Murder and mayhem have long been integral to opera, but no other work in the form brings those two ingredients together quite like Kevin Puts’ “Elizabeth Cree.” “It’s a thriller with a twist, which is not exactly the first kind of material you think of for an opera,” said director David Schweizer.
In this multi-layered story set in the sometimes menacing world of Victorian London, a serial killer dubbed the “The Limehouse Golem” is on the loose as noted music-hall singer Elizabeth Cree (mezzo-soprano Katherine Pracht) stands trial for killing her husband, John (baritone Christopher Burchett).
When: 7:30 p.m. Feb. 10 and Feb. 16; 3 p.m. Feb. 18
Where: Chicago Opera Theater at Studebaker Theater, 410 S. Michigan

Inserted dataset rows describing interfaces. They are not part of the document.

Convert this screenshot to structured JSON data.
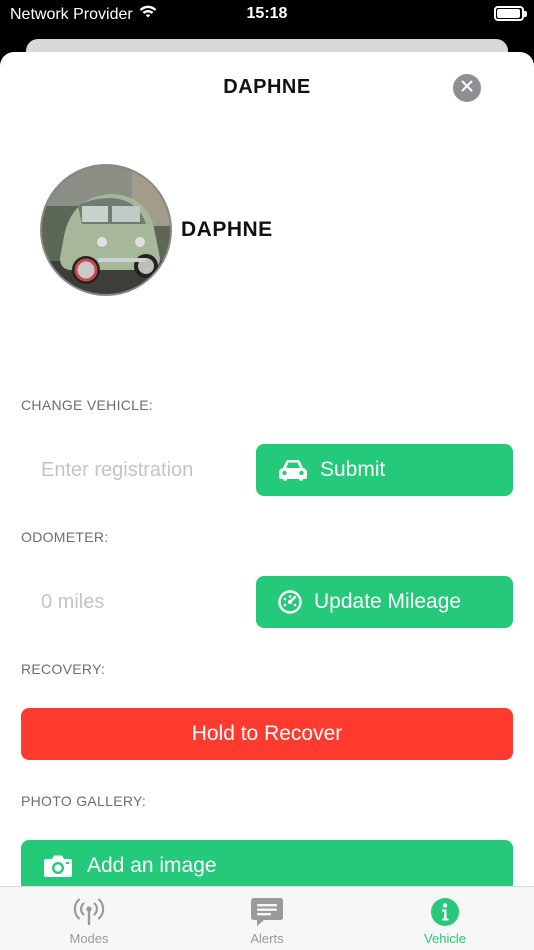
{
  "status": {
    "carrier": "Network Provider",
    "time": "15:18",
    "battery_level": 0.95
  },
  "sheet": {
    "title": "DAPHNE",
    "close_icon": "close-icon"
  },
  "vehicle": {
    "name": "DAPHNE",
    "photo_icon": "car-photo"
  },
  "change_vehicle": {
    "label": "CHANGE VEHICLE:",
    "placeholder": "Enter registration",
    "value": "",
    "button_label": "Submit",
    "button_icon": "car-icon"
  },
  "odometer": {
    "label": "ODOMETER:",
    "placeholder": "0 miles",
    "value": "",
    "button_label": "Update Mileage",
    "button_icon": "speedometer-icon"
  },
  "recovery": {
    "label": "RECOVERY:",
    "button_label": "Hold to Recover"
  },
  "gallery": {
    "label": "PHOTO GALLERY:",
    "button_label": "Add an image",
    "button_icon": "camera-icon"
  },
  "tabs": [
    {
      "label": "Modes",
      "icon": "antenna-icon",
      "active": false
    },
    {
      "label": "Alerts",
      "icon": "chat-bubble-icon",
      "active": false
    },
    {
      "label": "Vehicle",
      "icon": "info-icon",
      "active": true
    }
  ],
  "colors": {
    "accent": "#25c97a",
    "danger": "#ff3b30",
    "inactive": "#9a9a9a"
  }
}
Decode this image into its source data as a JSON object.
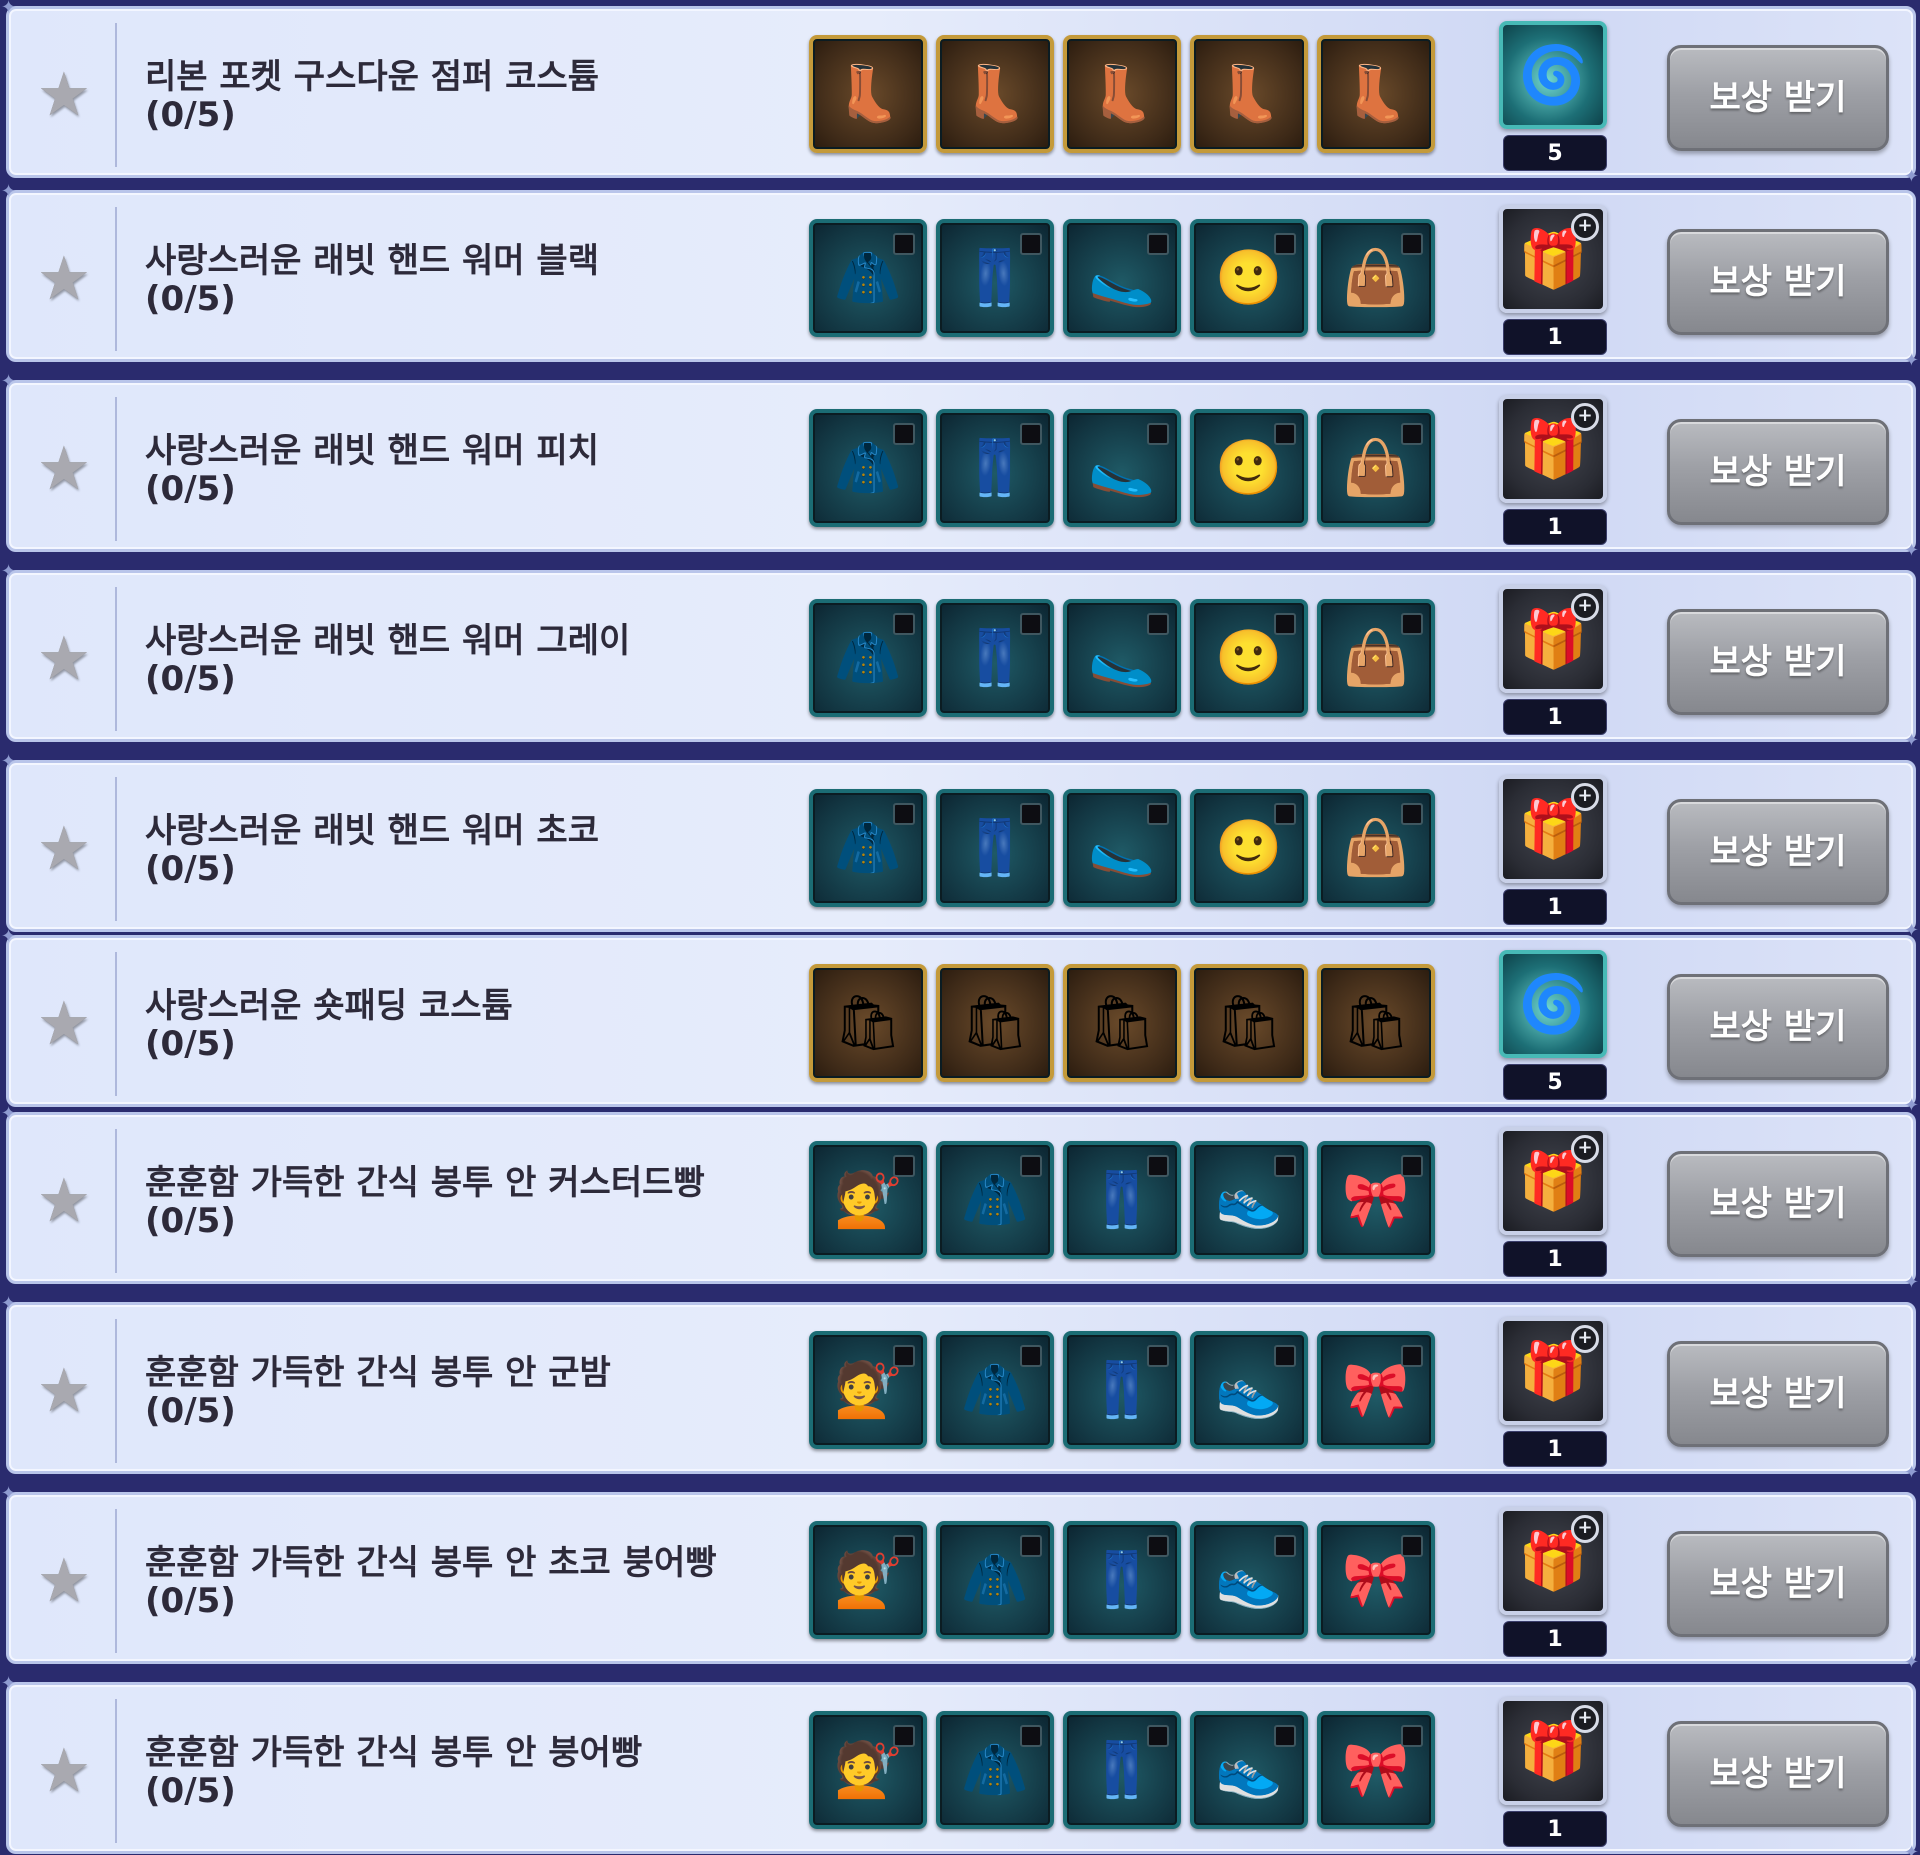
{
  "claim_label": "보상 받기",
  "rows": [
    {
      "title": "리본 포켓 구스다운 점퍼 코스튬",
      "progress": "(0/5)",
      "item_style": "gold",
      "items": [
        {
          "icon": "fur-boots-icon"
        },
        {
          "icon": "fur-boots-icon"
        },
        {
          "icon": "fur-boots-icon"
        },
        {
          "icon": "fur-boots-icon"
        },
        {
          "icon": "fur-boots-icon"
        }
      ],
      "reward": {
        "icon": "costume-orb-icon",
        "style": "orb",
        "count": "5"
      }
    },
    {
      "title": "사랑스러운 래빗 핸드 워머 블랙",
      "progress": "(0/5)",
      "item_style": "teal",
      "items": [
        {
          "icon": "jacket-icon"
        },
        {
          "icon": "pants-icon"
        },
        {
          "icon": "slippers-icon"
        },
        {
          "icon": "face-icon"
        },
        {
          "icon": "handbag-icon"
        }
      ],
      "reward": {
        "icon": "gift-box-icon",
        "style": "box",
        "count": "1"
      }
    },
    {
      "title": "사랑스러운 래빗 핸드 워머 피치",
      "progress": "(0/5)",
      "item_style": "teal",
      "items": [
        {
          "icon": "jacket-icon"
        },
        {
          "icon": "pants-icon"
        },
        {
          "icon": "slippers-icon"
        },
        {
          "icon": "face-icon"
        },
        {
          "icon": "handbag-icon"
        }
      ],
      "reward": {
        "icon": "gift-box-icon",
        "style": "box",
        "count": "1"
      }
    },
    {
      "title": "사랑스러운 래빗 핸드 워머 그레이",
      "progress": "(0/5)",
      "item_style": "teal",
      "items": [
        {
          "icon": "jacket-icon"
        },
        {
          "icon": "pants-icon"
        },
        {
          "icon": "slippers-icon"
        },
        {
          "icon": "face-icon"
        },
        {
          "icon": "handbag-icon"
        }
      ],
      "reward": {
        "icon": "gift-box-icon",
        "style": "box",
        "count": "1"
      }
    },
    {
      "title": "사랑스러운 래빗 핸드 워머 초코",
      "progress": "(0/5)",
      "item_style": "teal",
      "items": [
        {
          "icon": "jacket-icon"
        },
        {
          "icon": "pants-icon"
        },
        {
          "icon": "slippers-icon"
        },
        {
          "icon": "face-icon"
        },
        {
          "icon": "handbag-icon"
        }
      ],
      "reward": {
        "icon": "gift-box-icon",
        "style": "box",
        "count": "1"
      }
    },
    {
      "title": "사랑스러운 숏패딩 코스튬",
      "progress": "(0/5)",
      "item_style": "gold",
      "items": [
        {
          "icon": "snack-bag-icon"
        },
        {
          "icon": "snack-bag-icon"
        },
        {
          "icon": "snack-bag-icon"
        },
        {
          "icon": "snack-bag-icon"
        },
        {
          "icon": "snack-bag-icon"
        }
      ],
      "reward": {
        "icon": "costume-orb-icon",
        "style": "orb",
        "count": "5"
      }
    },
    {
      "title": "훈훈함 가득한 간식 봉투 안 커스터드빵",
      "progress": "(0/5)",
      "item_style": "teal",
      "items": [
        {
          "icon": "hair-icon"
        },
        {
          "icon": "puffer-jacket-icon"
        },
        {
          "icon": "jeans-icon"
        },
        {
          "icon": "shoes-icon"
        },
        {
          "icon": "bow-icon"
        }
      ],
      "reward": {
        "icon": "gift-box-icon",
        "style": "box",
        "count": "1"
      }
    },
    {
      "title": "훈훈함 가득한 간식 봉투 안 군밤",
      "progress": "(0/5)",
      "item_style": "teal",
      "items": [
        {
          "icon": "hair-icon"
        },
        {
          "icon": "puffer-jacket-icon"
        },
        {
          "icon": "jeans-icon"
        },
        {
          "icon": "shoes-icon"
        },
        {
          "icon": "bow-icon"
        }
      ],
      "reward": {
        "icon": "gift-box-icon",
        "style": "box",
        "count": "1"
      }
    },
    {
      "title": "훈훈함 가득한 간식 봉투 안 초코 붕어빵",
      "progress": "(0/5)",
      "item_style": "teal",
      "items": [
        {
          "icon": "hair-icon"
        },
        {
          "icon": "puffer-jacket-icon"
        },
        {
          "icon": "jeans-icon"
        },
        {
          "icon": "shoes-icon"
        },
        {
          "icon": "bow-icon"
        }
      ],
      "reward": {
        "icon": "gift-box-icon",
        "style": "box",
        "count": "1"
      }
    },
    {
      "title": "훈훈함 가득한 간식 봉투 안 붕어빵",
      "progress": "(0/5)",
      "item_style": "teal",
      "items": [
        {
          "icon": "hair-icon"
        },
        {
          "icon": "puffer-jacket-icon"
        },
        {
          "icon": "jeans-icon"
        },
        {
          "icon": "shoes-icon"
        },
        {
          "icon": "bow-icon"
        }
      ],
      "reward": {
        "icon": "gift-box-icon",
        "style": "box",
        "count": "1"
      }
    }
  ]
}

Chicago Opera Theater will present the second staging of this chamber opera, which premiered at Opera Philadelphia in September to considerable acclaim. Performances are set for Feb. 10, 16 and 18 in the 691-seat Studebaker Theater.
Schweizer, who helped secure the rights to the novel on which the opera is based, directed the premiere and is overseeing this version as well. Because this is a co-production, it features the same scenery seen in Philadelphia: an open Victorian box, inspired in part by 19th-century English music halls, into which an ever-changing series of set pieces are inserted and removed.
The big change is the cast of 13 singers, which is almost entirely different. “It’s an interesting challenge, because it’s the same production,” the director said. “Part of rehearsing a new cast is that you have to let them breathe in it. The performances will only have life in you allow them to invest in their own ways.”
Although a few colleagues had suggested that the lyrical and narrative qualities in Puts’ predominantly instrumental music would be well suited to opera, the transition to that theatrical realm can be daunting and he had no idea how where to begin.
Then Dale Johnson, artistic director of Minnesota Opera, called and suggested the now 46-year-old composer create an opera based on the 2005 film, “Joyeux Noël (Merry Christmas),” about a celebrated Christmas Eve cease-fire truce during World War I.
“It was a crazy idea,” Puts said. “It was going to be a huge opera with a big chorus written in five languages with a lot of characters and a big orchestra. And I said sure.”
Johnson suggested he team with veteran librettist Mark Campbell, who collaborated on five operatic premieres in 2017 alone, and the two hit it off immediately. Once the composer received Campbell’s text, he couldn’t work fast enough.
“Silent Night,” as the opera was titled, proved to be big success, earning Puts the 2012 Pulitzer Prize in music. It has since been staged a dozen more times and another production is scheduled this summer at the prestigious Glimmerglass Festival in Cooperstown, N.Y.
In 1995, Campbell read Peter Ackroyd’s novel, “The Trial of Elizabeth Cree,” and immediately began looking for a way to adapt it. So around 2013, when Opera Philadelphia wanted to commission a chamber opera by the duo, he suggested it for their third collaboration. Despite a few raised eyebrows over the sometimes sordid subject matter, everyone quickly bought into the idea.
“First of all, it’s a thriller,” Campbell said. “I don’t think this would quite work as a play, but the music really intensifies and brings in the passion and the darkness. I just thought it was a damned good story.”
Used to writing for the sonorities of a bigger orchestra, Puts was nervous about conceiving a score for just 16 musicians. But in the end, he found it exciting to make the most of the players he did have and create the illusion of grand-opera sound when necessary.
“Kevin is certainly a melodic and rather passionate composer,” Schweizer said. “All the attention that he got for ‘Silent Night’ had a lot to do with the fact that you could tell that this was a fresh voice, but he was unafraid of the passions and feelings that older-school operas evoked.”
The director’s main task is making sure the story is clear, because it consists of 29 short scenes and multiple settings that dovetail non-stop into each other as the opera propulsively unfolds over 90 minutes with no intermission.
“The big thing we worried over was whether so much story-telling would pull people in or just be confusing,” he said. “But the good news from the Philadelphia premiere is that there was no confusion. They got it.”
Kyle MacMillan is a local freelance writer.